Nona Willis Aronowitz writes:
When I put out a call for “woke misogynist” stories, I received tales of behavior all across the spectrum: The college guy who bought his girlfriend feminist zines and also slapped her so hard she reeled backwards. The boss who was an enemy of the patriarchy on the internet but regularly intimidated and talked down to his female employees. The outspoken women’s rights advocate who went out of his way to call Kellyanne Conway ugly.
Women recalled chronic patronizing, compulsive manterrupting, and classic sexism excused with self-awareness (“I know this is super-sleazy of me, but…”). Riot Grrrl icon Kathleen Hanna, who skewered her woke misogynist fans last year in her song “Mr. So and So,” told me she “was raped in college by a guy who’d read more feminist books than [she] had.”
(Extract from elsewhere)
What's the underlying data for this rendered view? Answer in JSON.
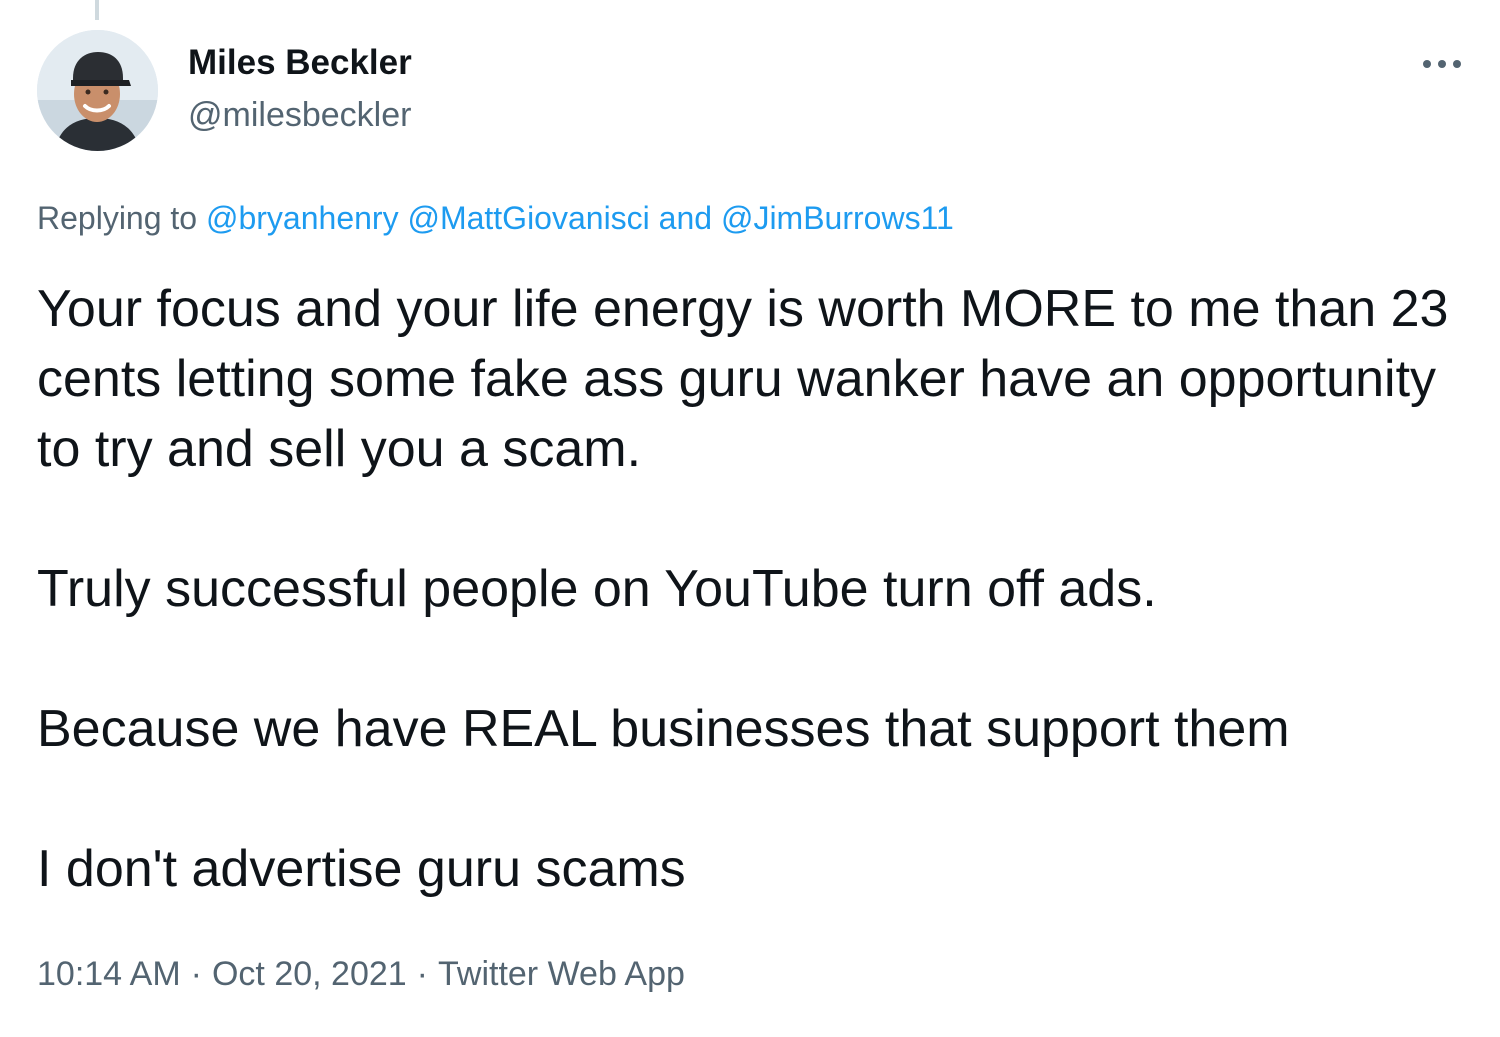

I heard countless versions of my awful Tinder date: a supposedly feminist guy who bent or broke the rules of consent in some uncanny, unsettling, unconventional way. The worst thing about this phenomenon, one woman remarked, is that it’s often “a general feeling, not necessarily a momentous incident. And that makes it feel less real.”
A stunning new ad campaign from Nike “pays homage to Middle Eastern athletes and explores the challenges young Arab women aspiring to a professional sporting career may face,” per Vogue.
Clair writes, "In light of all the coverage of Trump Valentines, I wanted to share a kickass content piece I helped create that is a feminist alternative. With the Women's Marches and Trump's complete disregard for the American people--especially women--it's important to share positive, pro-female content too!"
Of all the nice tributes since art critics John Berger's death on January 2, this Dazed piece is a short and sweet summation of how far ahead of his time he was. The second episode of Ways of Seeing is a brisk jog through the ways in which the male gaze manifests, even in women:
A woman must continually watch herself. She is almost continually accompanied by her own image of herself. Whilst she is walking across a room or whilst she is weeping at the death of her father, she can scarcely avoid envisaging herself walking or weeping. From earliest childhood she has been taught and persuaded to survey herself continually. And so she comes to consider the surveyor and the surveyed within her as the two constituent yet always distinct elements of her identity as a woman. She has to survey everything she is and everything she does because how she appears to men, is of crucial importance for what is normally thought of as the success of her life. Her own sense of being in herself is supplanted by a sense of being appreciated as herself by another.... One might simplify this by saying: men act and women appear. Men look at women. Women watch themselves being looked at. This determines not only most relations between men and women but also the relation of women to themselves. The surveyor of woman in herself is male: the surveyed female. Thus she turns herself into an object -- and most particularly an object of vision: a sight.Read the rest
The DIY Feminist Guide to Cybersecurity, available in Spanish and English, is designed to be a quickstart for "gendered, racialized, queerphobic, transphobic, ableist, and classist" threats to digital autonomy, created because "companies and developers frequently ignore or underestimate the digital threats to these spaces and their users." Read the rest
What's the difference between modern memes and old ones? Edwardian-era bigots used paint, not MS Paint. Adrienne LaFrance writes on "The Weird Familiarity of 100-Year-Old Feminism Memes." Even the same embittered mirthless "humor" prevails—the same fears of emasculation, too—though I rather like this one: Read the rest